WHAT THE TASK ASKS:
Go through the entries below and copy each line containing the word "Thank".

-- Opening Marker --

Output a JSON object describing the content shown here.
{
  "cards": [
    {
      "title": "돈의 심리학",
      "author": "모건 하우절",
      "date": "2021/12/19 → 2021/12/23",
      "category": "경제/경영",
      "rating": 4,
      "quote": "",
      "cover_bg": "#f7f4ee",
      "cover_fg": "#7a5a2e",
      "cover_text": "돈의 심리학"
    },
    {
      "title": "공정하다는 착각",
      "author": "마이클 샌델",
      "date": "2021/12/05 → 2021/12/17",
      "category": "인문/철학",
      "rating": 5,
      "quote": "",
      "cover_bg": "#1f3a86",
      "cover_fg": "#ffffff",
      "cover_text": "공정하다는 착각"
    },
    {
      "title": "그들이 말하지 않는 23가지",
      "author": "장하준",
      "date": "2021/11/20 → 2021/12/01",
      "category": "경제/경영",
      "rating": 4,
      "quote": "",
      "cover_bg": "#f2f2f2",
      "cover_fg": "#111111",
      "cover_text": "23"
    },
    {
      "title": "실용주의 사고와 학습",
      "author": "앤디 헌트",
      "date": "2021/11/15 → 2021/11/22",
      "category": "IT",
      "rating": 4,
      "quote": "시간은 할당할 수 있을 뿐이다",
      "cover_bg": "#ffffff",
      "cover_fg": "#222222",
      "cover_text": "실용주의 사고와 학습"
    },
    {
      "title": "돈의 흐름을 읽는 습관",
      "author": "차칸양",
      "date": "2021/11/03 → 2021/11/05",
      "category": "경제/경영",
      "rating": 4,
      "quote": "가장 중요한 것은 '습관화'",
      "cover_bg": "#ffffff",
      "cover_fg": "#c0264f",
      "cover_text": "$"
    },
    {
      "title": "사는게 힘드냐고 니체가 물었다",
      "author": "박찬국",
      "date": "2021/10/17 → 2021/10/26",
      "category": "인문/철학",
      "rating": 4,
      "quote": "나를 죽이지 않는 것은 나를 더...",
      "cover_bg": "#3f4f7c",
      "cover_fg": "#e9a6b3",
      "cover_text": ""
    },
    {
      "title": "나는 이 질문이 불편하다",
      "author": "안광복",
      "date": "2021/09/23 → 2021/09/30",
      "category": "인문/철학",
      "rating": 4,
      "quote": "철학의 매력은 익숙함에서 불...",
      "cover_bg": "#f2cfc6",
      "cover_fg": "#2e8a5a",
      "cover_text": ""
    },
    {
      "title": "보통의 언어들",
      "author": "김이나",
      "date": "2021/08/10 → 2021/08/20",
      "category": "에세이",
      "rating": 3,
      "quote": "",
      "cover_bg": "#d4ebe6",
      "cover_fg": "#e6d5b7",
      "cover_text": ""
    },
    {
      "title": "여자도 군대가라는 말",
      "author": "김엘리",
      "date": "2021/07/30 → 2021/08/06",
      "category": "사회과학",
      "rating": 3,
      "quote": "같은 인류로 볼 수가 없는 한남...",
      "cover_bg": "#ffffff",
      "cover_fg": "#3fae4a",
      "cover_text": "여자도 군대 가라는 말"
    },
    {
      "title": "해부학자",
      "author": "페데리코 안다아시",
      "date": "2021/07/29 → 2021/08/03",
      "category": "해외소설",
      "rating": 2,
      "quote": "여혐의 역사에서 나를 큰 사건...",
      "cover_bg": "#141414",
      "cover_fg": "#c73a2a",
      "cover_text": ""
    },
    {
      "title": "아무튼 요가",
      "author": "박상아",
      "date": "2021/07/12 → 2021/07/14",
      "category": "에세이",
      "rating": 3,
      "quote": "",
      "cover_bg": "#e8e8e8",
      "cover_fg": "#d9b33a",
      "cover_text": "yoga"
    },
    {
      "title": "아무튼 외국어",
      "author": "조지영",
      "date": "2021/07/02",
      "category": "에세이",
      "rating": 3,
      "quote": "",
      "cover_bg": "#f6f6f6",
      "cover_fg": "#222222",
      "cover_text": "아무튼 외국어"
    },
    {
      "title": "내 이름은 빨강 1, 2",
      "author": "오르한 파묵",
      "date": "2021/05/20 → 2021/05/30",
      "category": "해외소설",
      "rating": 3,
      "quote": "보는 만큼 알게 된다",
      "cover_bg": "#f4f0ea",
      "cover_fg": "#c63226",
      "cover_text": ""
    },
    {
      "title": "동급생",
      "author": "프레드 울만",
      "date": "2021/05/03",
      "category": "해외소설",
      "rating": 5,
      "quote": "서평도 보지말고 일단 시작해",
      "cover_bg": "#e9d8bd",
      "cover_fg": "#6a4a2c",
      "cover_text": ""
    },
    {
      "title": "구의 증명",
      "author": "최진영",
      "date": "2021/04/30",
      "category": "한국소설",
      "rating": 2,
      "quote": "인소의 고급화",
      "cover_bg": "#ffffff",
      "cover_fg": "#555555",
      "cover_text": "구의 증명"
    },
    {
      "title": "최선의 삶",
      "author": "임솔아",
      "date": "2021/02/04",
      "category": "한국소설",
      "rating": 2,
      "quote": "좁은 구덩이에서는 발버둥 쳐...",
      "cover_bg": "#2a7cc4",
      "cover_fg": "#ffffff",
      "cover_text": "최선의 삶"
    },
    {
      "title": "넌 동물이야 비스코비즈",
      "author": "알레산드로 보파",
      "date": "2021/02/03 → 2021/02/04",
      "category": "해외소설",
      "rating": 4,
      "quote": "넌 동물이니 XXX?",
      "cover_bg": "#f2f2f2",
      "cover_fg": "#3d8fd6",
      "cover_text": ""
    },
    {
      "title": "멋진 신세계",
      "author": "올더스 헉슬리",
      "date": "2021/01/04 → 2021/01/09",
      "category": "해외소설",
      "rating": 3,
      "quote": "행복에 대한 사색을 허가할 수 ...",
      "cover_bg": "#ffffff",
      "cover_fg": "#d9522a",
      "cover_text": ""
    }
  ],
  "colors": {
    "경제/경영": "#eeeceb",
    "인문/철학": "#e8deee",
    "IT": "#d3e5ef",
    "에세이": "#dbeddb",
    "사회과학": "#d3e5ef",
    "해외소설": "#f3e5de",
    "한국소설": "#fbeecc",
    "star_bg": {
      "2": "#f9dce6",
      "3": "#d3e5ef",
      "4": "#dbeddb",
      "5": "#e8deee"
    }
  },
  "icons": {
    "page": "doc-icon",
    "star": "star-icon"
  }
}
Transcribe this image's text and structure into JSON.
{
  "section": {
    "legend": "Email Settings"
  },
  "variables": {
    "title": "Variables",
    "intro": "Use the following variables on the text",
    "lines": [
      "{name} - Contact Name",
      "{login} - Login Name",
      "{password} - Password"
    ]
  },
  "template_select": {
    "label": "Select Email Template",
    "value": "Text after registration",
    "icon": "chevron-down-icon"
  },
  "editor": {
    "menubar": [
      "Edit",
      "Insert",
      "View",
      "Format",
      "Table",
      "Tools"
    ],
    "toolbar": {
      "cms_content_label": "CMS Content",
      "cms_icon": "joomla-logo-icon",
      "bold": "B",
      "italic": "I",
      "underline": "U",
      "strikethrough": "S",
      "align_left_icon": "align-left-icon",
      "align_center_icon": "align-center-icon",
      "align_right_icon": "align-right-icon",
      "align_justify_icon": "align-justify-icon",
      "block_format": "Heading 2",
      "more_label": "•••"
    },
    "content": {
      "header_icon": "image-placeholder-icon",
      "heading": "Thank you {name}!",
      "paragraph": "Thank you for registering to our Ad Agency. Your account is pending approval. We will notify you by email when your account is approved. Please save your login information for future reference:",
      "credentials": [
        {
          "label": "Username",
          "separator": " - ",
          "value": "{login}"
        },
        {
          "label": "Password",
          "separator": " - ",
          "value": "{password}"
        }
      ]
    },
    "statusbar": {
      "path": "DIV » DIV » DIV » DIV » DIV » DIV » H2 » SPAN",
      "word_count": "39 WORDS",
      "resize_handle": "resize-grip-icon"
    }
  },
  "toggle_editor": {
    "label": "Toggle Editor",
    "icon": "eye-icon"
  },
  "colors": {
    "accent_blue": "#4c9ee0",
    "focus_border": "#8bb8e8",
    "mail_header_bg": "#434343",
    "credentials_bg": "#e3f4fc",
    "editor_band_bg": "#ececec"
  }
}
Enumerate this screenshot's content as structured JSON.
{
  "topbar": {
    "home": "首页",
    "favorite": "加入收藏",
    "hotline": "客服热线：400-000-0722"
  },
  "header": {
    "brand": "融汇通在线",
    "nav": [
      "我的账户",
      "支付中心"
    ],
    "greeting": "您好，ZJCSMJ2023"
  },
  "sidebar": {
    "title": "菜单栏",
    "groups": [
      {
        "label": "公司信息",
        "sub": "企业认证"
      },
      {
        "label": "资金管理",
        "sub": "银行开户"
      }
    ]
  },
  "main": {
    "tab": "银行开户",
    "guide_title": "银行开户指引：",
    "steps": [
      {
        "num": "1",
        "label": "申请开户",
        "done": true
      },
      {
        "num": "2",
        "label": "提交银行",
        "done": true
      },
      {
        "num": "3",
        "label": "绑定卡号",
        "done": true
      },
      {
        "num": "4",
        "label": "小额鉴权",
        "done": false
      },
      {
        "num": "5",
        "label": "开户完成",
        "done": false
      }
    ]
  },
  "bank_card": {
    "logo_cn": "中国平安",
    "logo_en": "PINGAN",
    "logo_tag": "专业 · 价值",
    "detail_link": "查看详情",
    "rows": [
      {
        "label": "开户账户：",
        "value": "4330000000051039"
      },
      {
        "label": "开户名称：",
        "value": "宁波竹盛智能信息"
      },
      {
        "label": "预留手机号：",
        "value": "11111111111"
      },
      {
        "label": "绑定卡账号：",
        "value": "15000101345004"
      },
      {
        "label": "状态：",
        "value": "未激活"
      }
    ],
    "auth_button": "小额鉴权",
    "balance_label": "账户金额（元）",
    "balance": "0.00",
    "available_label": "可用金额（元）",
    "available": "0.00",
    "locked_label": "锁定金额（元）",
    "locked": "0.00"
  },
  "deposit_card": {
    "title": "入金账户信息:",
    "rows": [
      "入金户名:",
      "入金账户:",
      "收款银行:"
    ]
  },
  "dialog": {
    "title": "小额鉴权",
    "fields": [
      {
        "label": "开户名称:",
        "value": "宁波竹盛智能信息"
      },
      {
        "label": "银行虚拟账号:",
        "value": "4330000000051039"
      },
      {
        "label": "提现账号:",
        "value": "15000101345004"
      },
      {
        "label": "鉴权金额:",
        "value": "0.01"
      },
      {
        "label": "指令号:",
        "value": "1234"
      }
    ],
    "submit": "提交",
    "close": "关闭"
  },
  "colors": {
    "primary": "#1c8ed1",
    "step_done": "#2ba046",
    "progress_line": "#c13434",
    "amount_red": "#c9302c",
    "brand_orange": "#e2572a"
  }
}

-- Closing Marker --

FINAL ANSWER:
      "heading": "Thank you {name}!",
      "paragraph": "Thank you for registering to our Ad Agency. Your account is pending approval. We will notify you by email when your account is approved. Please save your login information for future reference:",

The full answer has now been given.